Look online, there are some folks around who have walked through examples and, assuming they’re still playing online, might let you go along for the ride to learn the ropes.

I ran it some last year and really enjoyed it. However, I did choose to avoid some parts of the game: No sorcery and no hit location, mostly relying on the quickstart. Also, I was willing to make judgment calls and worry about them later, which worked out.

I really felt that the game ran best with a smaller group of players, though. I think it’s really best with, say, two or three PCs, not five. Each PC is pretty capable but five were really ludicrous.

Chargen is complicated but there’s a free builder you can use or start out using one of the free adventures and the pregens. The resident powergamer did, of course, totally jack his character, so be warned—this game isn’t as balanced as, say, modern versions of low level D&D, tend to be, as others have noted.

One thing I’d very much like is a somewhat more “lite” option for Conan as I think the game is eminently suited for a more episodic kind of game, not really a traditional campaign. I think the episodic feel captures the original source material well, being they were short stories, not a modern mega-novel series. However, chargen and advancement in the game are set up more as a traditional campaign.

Oh, and the published adventures are really, really good.
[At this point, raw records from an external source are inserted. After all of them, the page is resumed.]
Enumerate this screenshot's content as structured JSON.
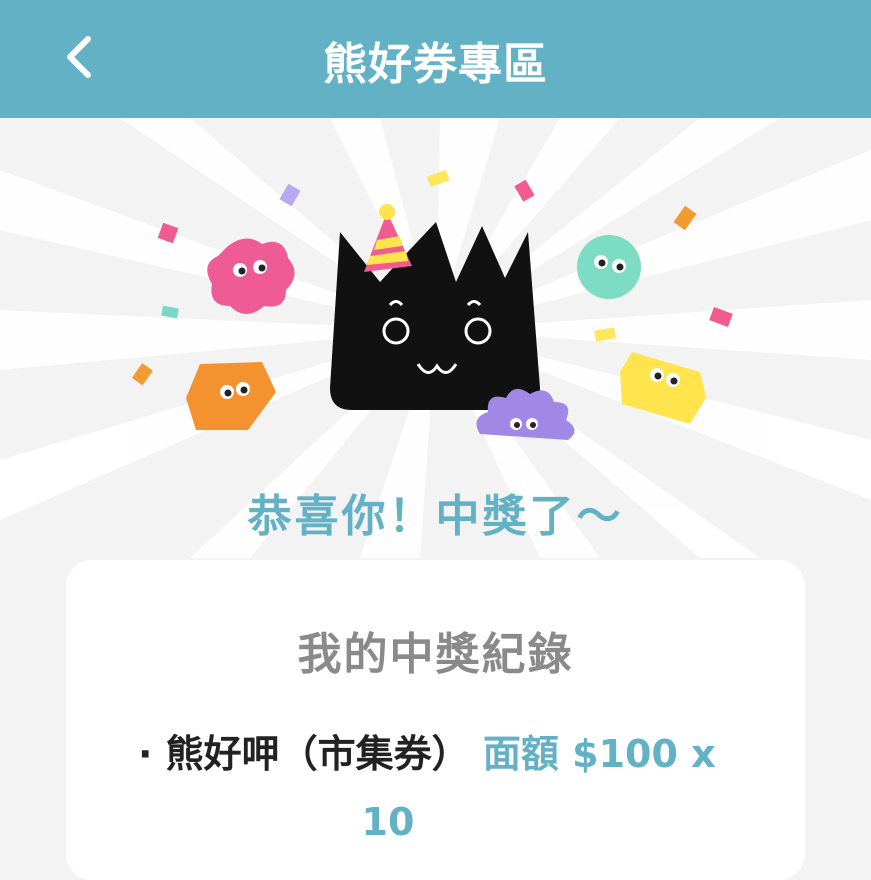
{
  "header": {
    "title": "熊好券專區",
    "back_icon": "chevron-left-icon"
  },
  "hero": {
    "illustration": "celebration-monsters-illustration",
    "congrats_text": "恭喜你！中獎了～"
  },
  "record_card": {
    "title": "我的中獎紀錄",
    "items": [
      {
        "bullet": "·",
        "name": "熊好呷（市集券）",
        "value_label": "面額 $100 x",
        "quantity": "10"
      }
    ]
  },
  "colors": {
    "brand": "#63b1c4",
    "background": "#f3f3f3",
    "card": "#ffffff"
  }
}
I’d like to run more but don’t have the free time at the moment. I’m doing as many games as I can handle and am now doing a lot of musical accompaniment for charity shows, so I’ll probably have less going forward.